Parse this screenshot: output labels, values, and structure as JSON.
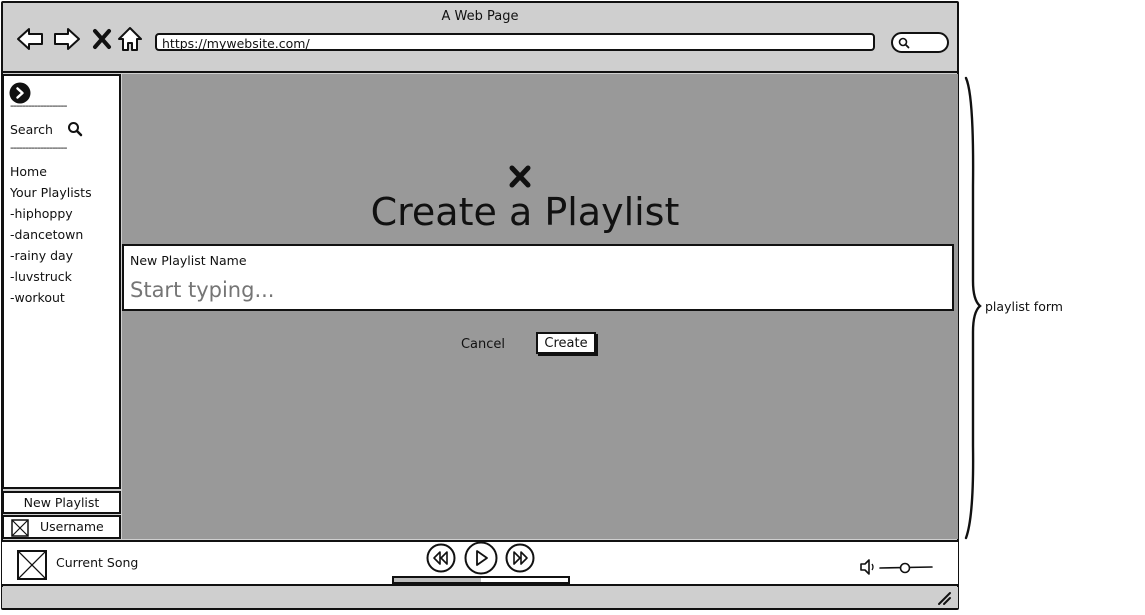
{
  "window": {
    "title": "A Web Page"
  },
  "address_bar": {
    "url": "https://mywebsite.com/"
  },
  "nav_icons": [
    "back-icon",
    "forward-icon",
    "close-icon",
    "home-icon"
  ],
  "sidebar": {
    "separator": "-------------------",
    "search_label": "Search",
    "items": [
      {
        "label": "Home"
      },
      {
        "label": "Your Playlists"
      },
      {
        "label": "-hiphoppy"
      },
      {
        "label": "-dancetown"
      },
      {
        "label": "-rainy day"
      },
      {
        "label": "-luvstruck"
      },
      {
        "label": "-workout"
      }
    ],
    "new_playlist_label": "New Playlist",
    "username": "Username"
  },
  "modal": {
    "title": "Create a Playlist",
    "field_label": "New Playlist Name",
    "field_placeholder": "Start typing...",
    "cancel_label": "Cancel",
    "create_label": "Create"
  },
  "player": {
    "current_song": "Current Song",
    "progress": 0.5,
    "controls": [
      "rewind-icon",
      "play-icon",
      "fast-forward-icon"
    ]
  },
  "annotation": {
    "label": "playlist form"
  },
  "colors": {
    "chrome": "#cfcfcf",
    "overlay": "#999999",
    "stroke": "#111111",
    "panel": "#ffffff"
  }
}
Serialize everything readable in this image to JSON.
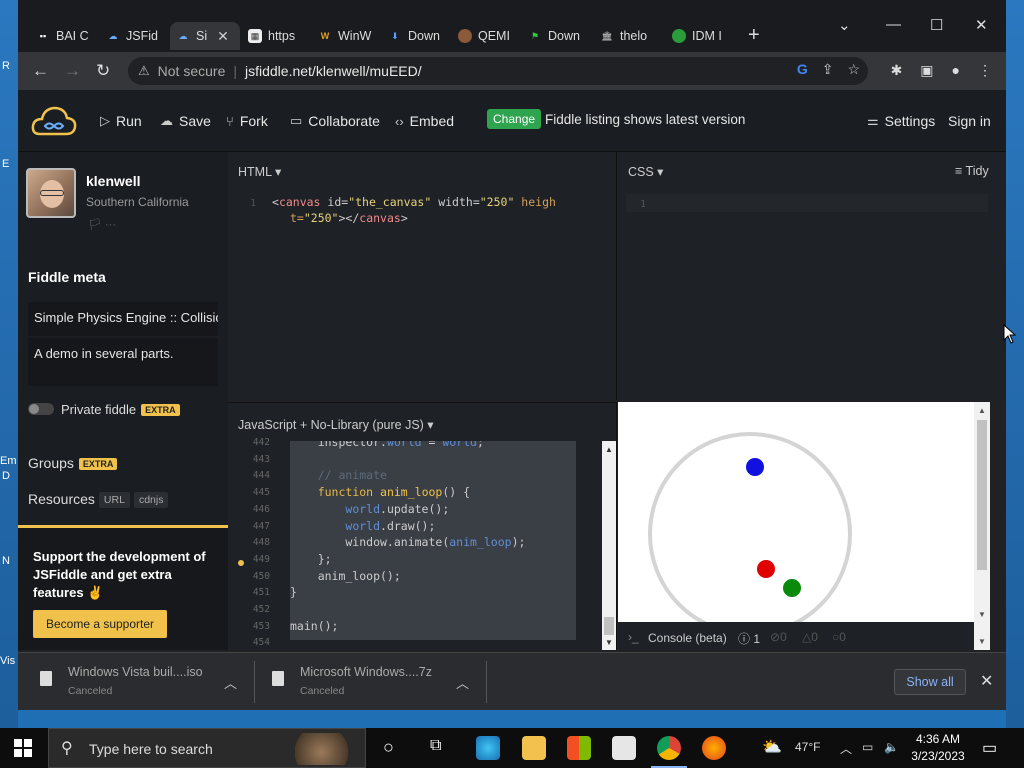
{
  "desktop": {
    "left_letters": [
      "R",
      "E",
      "Em",
      "D",
      "N",
      "Vis"
    ]
  },
  "tabs": [
    {
      "label": "BAI C",
      "icon": "bai-icon"
    },
    {
      "label": "JSFid",
      "icon": "jsfiddle-icon"
    },
    {
      "label": "Si",
      "icon": "jsfiddle-icon",
      "active": true
    },
    {
      "label": "https",
      "icon": "generic-page-icon"
    },
    {
      "label": "WinW",
      "icon": "winworld-icon"
    },
    {
      "label": "Down",
      "icon": "download-icon"
    },
    {
      "label": "QEMI",
      "icon": "qemu-icon"
    },
    {
      "label": "Down",
      "icon": "green-flag-icon"
    },
    {
      "label": "thelo",
      "icon": "building-icon"
    },
    {
      "label": "IDM I",
      "icon": "idm-icon"
    }
  ],
  "address": {
    "security": "Not secure",
    "url": "jsfiddle.net/klenwell/muEED/"
  },
  "header": {
    "run": "Run",
    "save": "Save",
    "fork": "Fork",
    "collaborate": "Collaborate",
    "embed": "Embed",
    "change": "Change",
    "listing": "Fiddle listing shows latest version",
    "settings": "Settings",
    "signin": "Sign in"
  },
  "user": {
    "name": "klenwell",
    "location": "Southern California",
    "icons": "🏳 ···"
  },
  "meta": {
    "heading": "Fiddle meta",
    "title": "Simple Physics Engine :: Collisio",
    "description": "A demo in several parts.",
    "private": "Private fiddle",
    "extra": "EXTRA",
    "groups": "Groups",
    "resources": "Resources",
    "url_chip": "URL",
    "cdnjs_chip": "cdnjs"
  },
  "support": {
    "text": "Support the development of JSFiddle and get extra features ✌",
    "button": "Become a supporter"
  },
  "panels": {
    "html_label": "HTML ▾",
    "css_label": "CSS ▾",
    "tidy": "Tidy",
    "js_label": "JavaScript + No-Library (pure JS) ▾"
  },
  "html_code": {
    "ln": "1",
    "l1a": "<",
    "l1tag": "canvas",
    "l1attr1": " id=",
    "l1val1": "\"the_canvas\"",
    "l1attr2": " width=",
    "l1val2": "\"250\"",
    "l1attr3": " heigh",
    "l2attr": "t=",
    "l2val": "\"250\"",
    "l2close": "></",
    "l2tag": "canvas",
    "l2end": ">"
  },
  "css_code": {
    "ln": "1"
  },
  "js_code": {
    "lines": [
      {
        "n": "442",
        "text": "    inspector.world = world;"
      },
      {
        "n": "443",
        "text": ""
      },
      {
        "n": "444",
        "text": "    // animate"
      },
      {
        "n": "445",
        "text": "    function anim_loop() {"
      },
      {
        "n": "446",
        "text": "        world.update();"
      },
      {
        "n": "447",
        "text": "        world.draw();"
      },
      {
        "n": "448",
        "text": "        window.animate(anim_loop);"
      },
      {
        "n": "449",
        "text": "    };"
      },
      {
        "n": "450",
        "text": "    anim_loop();"
      },
      {
        "n": "451",
        "text": "}"
      },
      {
        "n": "452",
        "text": ""
      },
      {
        "n": "453",
        "text": "main();"
      },
      {
        "n": "454",
        "text": ""
      }
    ]
  },
  "result": {
    "console": "Console (beta)",
    "console_count": "1",
    "c2": "0",
    "c3": "0",
    "c4": "0"
  },
  "downloads": [
    {
      "name": "Windows Vista buil....iso",
      "status": "Canceled"
    },
    {
      "name": "Microsoft Windows....7z",
      "status": "Canceled"
    }
  ],
  "downloads_bar": {
    "show_all": "Show all"
  },
  "taskbar": {
    "search_placeholder": "Type here to search",
    "temp": "47°F",
    "time": "4:36 AM",
    "date": "3/23/2023"
  },
  "colors": {
    "accent_yellow": "#f0c24b",
    "change_green": "#2ea44f",
    "ball_blue": "#1010e0",
    "ball_red": "#e00000",
    "ball_green": "#0a8a0a"
  }
}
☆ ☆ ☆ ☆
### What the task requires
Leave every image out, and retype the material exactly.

### Answer for this exercise
Parse this screenshot: output labels, values, and structure as JSON.
{
  "window": {
    "title": "A Web Page"
  },
  "address_bar": {
    "url": "https://mywebsite.com/"
  },
  "nav_icons": [
    "back-icon",
    "forward-icon",
    "close-icon",
    "home-icon"
  ],
  "sidebar": {
    "separator": "-------------------",
    "search_label": "Search",
    "items": [
      {
        "label": "Home"
      },
      {
        "label": "Your Playlists"
      },
      {
        "label": "-hiphoppy"
      },
      {
        "label": "-dancetown"
      },
      {
        "label": "-rainy day"
      },
      {
        "label": "-luvstruck"
      },
      {
        "label": "-workout"
      }
    ],
    "new_playlist_label": "New Playlist",
    "username": "Username"
  },
  "modal": {
    "title": "Create a Playlist",
    "field_label": "New Playlist Name",
    "field_placeholder": "Start typing...",
    "cancel_label": "Cancel",
    "create_label": "Create"
  },
  "player": {
    "current_song": "Current Song",
    "progress": 0.5,
    "controls": [
      "rewind-icon",
      "play-icon",
      "fast-forward-icon"
    ]
  },
  "annotation": {
    "label": "playlist form"
  },
  "colors": {
    "chrome": "#cfcfcf",
    "overlay": "#999999",
    "stroke": "#111111",
    "panel": "#ffffff"
  }
}
Serialize everything readable in this image to JSON.
{
  "desktop": {
    "left_letters": [
      "R",
      "E",
      "Em",
      "D",
      "N",
      "Vis"
    ]
  },
  "tabs": [
    {
      "label": "BAI C",
      "icon": "bai-icon"
    },
    {
      "label": "JSFid",
      "icon": "jsfiddle-icon"
    },
    {
      "label": "Si",
      "icon": "jsfiddle-icon",
      "active": true
    },
    {
      "label": "https",
      "icon": "generic-page-icon"
    },
    {
      "label": "WinW",
      "icon": "winworld-icon"
    },
    {
      "label": "Down",
      "icon": "download-icon"
    },
    {
      "label": "QEMI",
      "icon": "qemu-icon"
    },
    {
      "label": "Down",
      "icon": "green-flag-icon"
    },
    {
      "label": "thelo",
      "icon": "building-icon"
    },
    {
      "label": "IDM I",
      "icon": "idm-icon"
    }
  ],
  "address": {
    "security": "Not secure",
    "url": "jsfiddle.net/klenwell/muEED/"
  },
  "header": {
    "run": "Run",
    "save": "Save",
    "fork": "Fork",
    "collaborate": "Collaborate",
    "embed": "Embed",
    "change": "Change",
    "listing": "Fiddle listing shows latest version",
    "settings": "Settings",
    "signin": "Sign in"
  },
  "user": {
    "name": "klenwell",
    "location": "Southern California",
    "icons": "🏳 ···"
  },
  "meta": {
    "heading": "Fiddle meta",
    "title": "Simple Physics Engine :: Collisio",
    "description": "A demo in several parts.",
    "private": "Private fiddle",
    "extra": "EXTRA",
    "groups": "Groups",
    "resources": "Resources",
    "url_chip": "URL",
    "cdnjs_chip": "cdnjs"
  },
  "support": {
    "text": "Support the development of JSFiddle and get extra features ✌",
    "button": "Become a supporter"
  },
  "panels": {
    "html_label": "HTML ▾",
    "css_label": "CSS ▾",
    "tidy": "Tidy",
    "js_label": "JavaScript + No-Library (pure JS) ▾"
  },
  "html_code": {
    "ln": "1",
    "l1a": "<",
    "l1tag": "canvas",
    "l1attr1": " id=",
    "l1val1": "\"the_canvas\"",
    "l1attr2": " width=",
    "l1val2": "\"250\"",
    "l1attr3": " heigh",
    "l2attr": "t=",
    "l2val": "\"250\"",
    "l2close": "></",
    "l2tag": "canvas",
    "l2end": ">"
  },
  "css_code": {
    "ln": "1"
  },
  "js_code": {
    "lines": [
      {
        "n": "442",
        "text": "    inspector.world = world;"
      },
      {
        "n": "443",
        "text": ""
      },
      {
        "n": "444",
        "text": "    // animate"
      },
      {
        "n": "445",
        "text": "    function anim_loop() {"
      },
      {
        "n": "446",
        "text": "        world.update();"
      },
      {
        "n": "447",
        "text": "        world.draw();"
      },
      {
        "n": "448",
        "text": "        window.animate(anim_loop);"
      },
      {
        "n": "449",
        "text": "    };"
      },
      {
        "n": "450",
        "text": "    anim_loop();"
      },
      {
        "n": "451",
        "text": "}"
      },
      {
        "n": "452",
        "text": ""
      },
      {
        "n": "453",
        "text": "main();"
      },
      {
        "n": "454",
        "text": ""
      }
    ]
  },
  "result": {
    "console": "Console (beta)",
    "console_count": "1",
    "c2": "0",
    "c3": "0",
    "c4": "0"
  },
  "downloads": [
    {
      "name": "Windows Vista buil....iso",
      "status": "Canceled"
    },
    {
      "name": "Microsoft Windows....7z",
      "status": "Canceled"
    }
  ],
  "downloads_bar": {
    "show_all": "Show all"
  },
  "taskbar": {
    "search_placeholder": "Type here to search",
    "temp": "47°F",
    "time": "4:36 AM",
    "date": "3/23/2023"
  },
  "colors": {
    "accent_yellow": "#f0c24b",
    "change_green": "#2ea44f",
    "ball_blue": "#1010e0",
    "ball_red": "#e00000",
    "ball_green": "#0a8a0a"
  }
}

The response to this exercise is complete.